The New York aster, or Symphyotrichum novi-belgii, is a stunning plant in late fall, the violet-blue ray flowers with yellow or reddish disk flowers, contrasting with blooming goldenrods, according to Helen Hamilton, past president of the John Clayton Chapter, Virginia Native Plant Society.
Numerous flower heads are borne on slender stems with narrow leaves. A definitive characteristic is the whitish green bracts under the flower heads with spreading or backward-curing tips. The plant can grow to 3 feet tall with branching stems. There are many cultivars and color forms.
New York Aster grows along shores, in damp thickets and meadows, occurring in every county in Virginia, but only in the coastal states of the U.S. and Canada. The range is from Newfoundland to South Carolina, found often in salt marshes. Blooms September-November.

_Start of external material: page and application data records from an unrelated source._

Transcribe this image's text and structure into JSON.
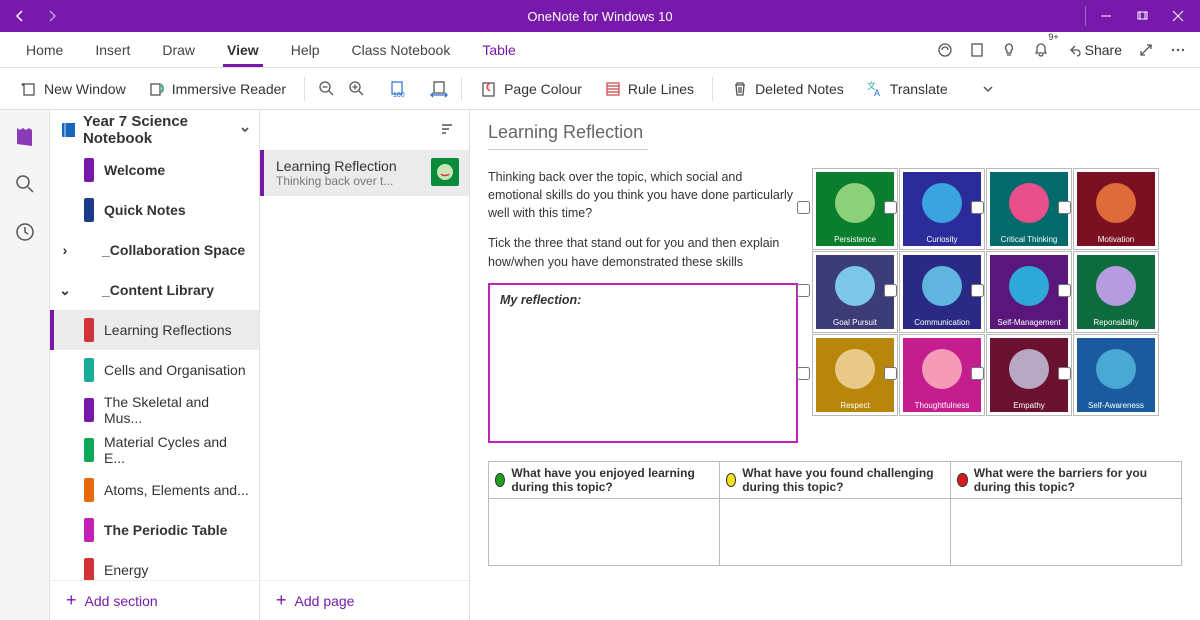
{
  "titlebar": {
    "app_title": "OneNote for Windows 10"
  },
  "tabs": {
    "items": [
      "Home",
      "Insert",
      "Draw",
      "View",
      "Help",
      "Class Notebook",
      "Table"
    ],
    "active": 3,
    "purple": [
      6
    ],
    "share_label": "Share",
    "notif_badge": "9+"
  },
  "ribbon": {
    "new_window": "New Window",
    "immersive": "Immersive Reader",
    "page_colour": "Page Colour",
    "rule_lines": "Rule Lines",
    "deleted": "Deleted Notes",
    "translate": "Translate"
  },
  "notebook": {
    "name": "Year 7 Science Notebook"
  },
  "sections": [
    {
      "label": "Welcome",
      "color": "#7719aa",
      "bold": true
    },
    {
      "label": "Quick Notes",
      "color": "#1b3a8a",
      "bold": true
    },
    {
      "label": "_Collaboration Space",
      "chev": "›",
      "bold": true
    },
    {
      "label": "_Content Library",
      "chev": "⌄",
      "bold": true
    },
    {
      "label": "Learning Reflections",
      "color": "#d13438",
      "selected": true
    },
    {
      "label": "Cells and Organisation",
      "color": "#1aab9b"
    },
    {
      "label": "The Skeletal and Mus...",
      "color": "#7719aa"
    },
    {
      "label": "Material Cycles and E...",
      "color": "#0fa85a"
    },
    {
      "label": "Atoms, Elements and...",
      "color": "#e8680c"
    },
    {
      "label": "The Periodic Table",
      "color": "#c221b7",
      "bold": true
    },
    {
      "label": "Energy",
      "color": "#d13438"
    }
  ],
  "add_section": "Add section",
  "add_page": "Add page",
  "pages": [
    {
      "title": "Learning Reflection",
      "subtitle": "Thinking back over t...",
      "selected": true
    }
  ],
  "page": {
    "title": "Learning Reflection",
    "para1": "Thinking back over the topic, which social and emotional skills do you think you have done particularly well with this time?",
    "para2": "Tick the three that stand out for you and then explain how/when you have demonstrated these skills",
    "reflection_label": "My reflection:",
    "skills": [
      {
        "name": "Persistence",
        "bg": "#0a7d2e",
        "circ": "#8dd07a"
      },
      {
        "name": "Curiosity",
        "bg": "#2b2b99",
        "circ": "#3aa3e0"
      },
      {
        "name": "Critical Thinking",
        "bg": "#026a6a",
        "circ": "#e94f8a"
      },
      {
        "name": "Motivation",
        "bg": "#7a1021",
        "circ": "#e06b3a"
      },
      {
        "name": "Goal Pursuit",
        "bg": "#3c3c78",
        "circ": "#7cc6e8"
      },
      {
        "name": "Communication",
        "bg": "#2a2a86",
        "circ": "#5fb5e0"
      },
      {
        "name": "Self-Management",
        "bg": "#5a167a",
        "circ": "#2ea7d9"
      },
      {
        "name": "Reponsibility",
        "bg": "#0d6b3e",
        "circ": "#b59be0"
      },
      {
        "name": "Respect",
        "bg": "#b8860b",
        "circ": "#e8c98a"
      },
      {
        "name": "Thoughtfulness",
        "bg": "#c41d8e",
        "circ": "#f59bb8"
      },
      {
        "name": "Empathy",
        "bg": "#6b1230",
        "circ": "#b8a8c4"
      },
      {
        "name": "Self-Awareness",
        "bg": "#1a5a9e",
        "circ": "#4aa8d4"
      }
    ],
    "cols": [
      {
        "dot": "#1ea01e",
        "q": "What have you enjoyed learning during this topic?"
      },
      {
        "dot": "#f2e21a",
        "q": "What have you found challenging during this topic?"
      },
      {
        "dot": "#d91a1a",
        "q": "What were the barriers for you during this topic?"
      }
    ]
  }
}
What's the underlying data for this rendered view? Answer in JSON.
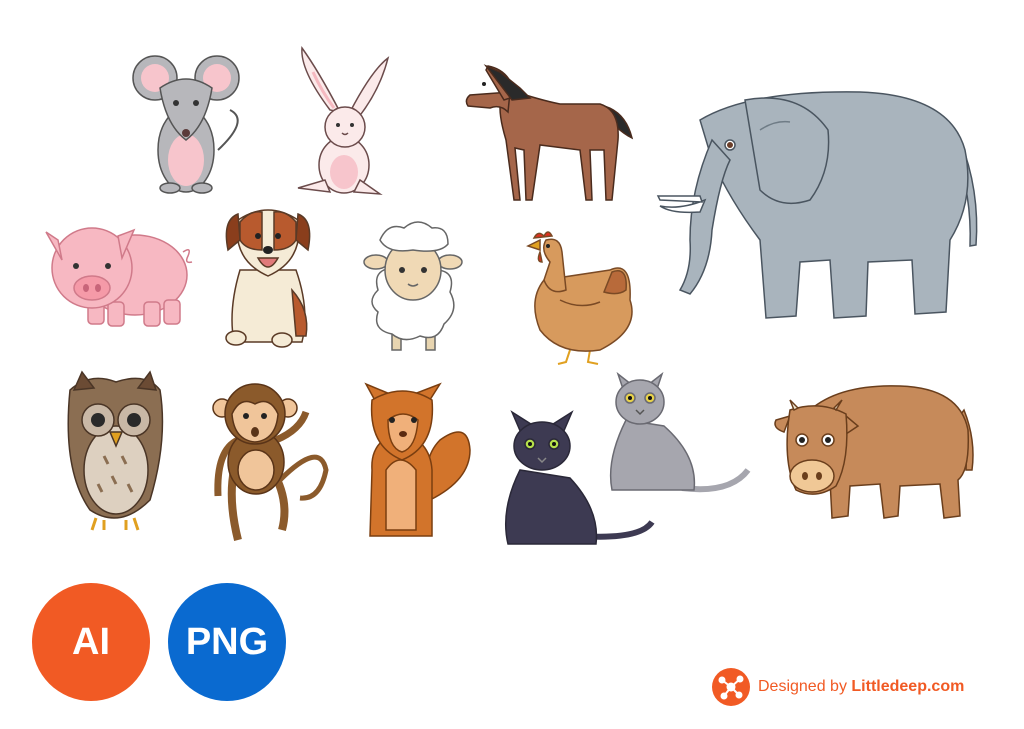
{
  "badges": {
    "ai": {
      "label": "AI",
      "color": "#f15a24"
    },
    "png": {
      "label": "PNG",
      "color": "#0a6ad0"
    }
  },
  "credit": {
    "prefix": "Designed by",
    "brand": "Littledeep.com",
    "color": "#f15a24",
    "icon": "molecule-logo-icon"
  },
  "animals": [
    "mouse",
    "rabbit",
    "horse",
    "elephant",
    "pig",
    "dog",
    "sheep",
    "chicken",
    "owl",
    "monkey",
    "squirrel",
    "black-cat",
    "gray-cat",
    "bull"
  ],
  "palette": {
    "orange": "#f15a24",
    "blue": "#0a6ad0",
    "elephant_gray": "#a9b4bd",
    "pig_pink": "#f7b8c2",
    "horse_brown": "#a5664a"
  }
}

The species name is Latin for “of New Belgium”, which was the early name for New York.
For more information about native plants visit www.claytonvnps.org.
About native grasses
- Learn how to identify beneficial, beautiful grasses during a meeting of the John Clayton Chapter at 6:45 p.m. Nov. 15 at the York Public Library, Route 17 and Battle Road, York County. Free, open to the public.
Posted by Kathy Van Mullekom; firstname.lastname@example.org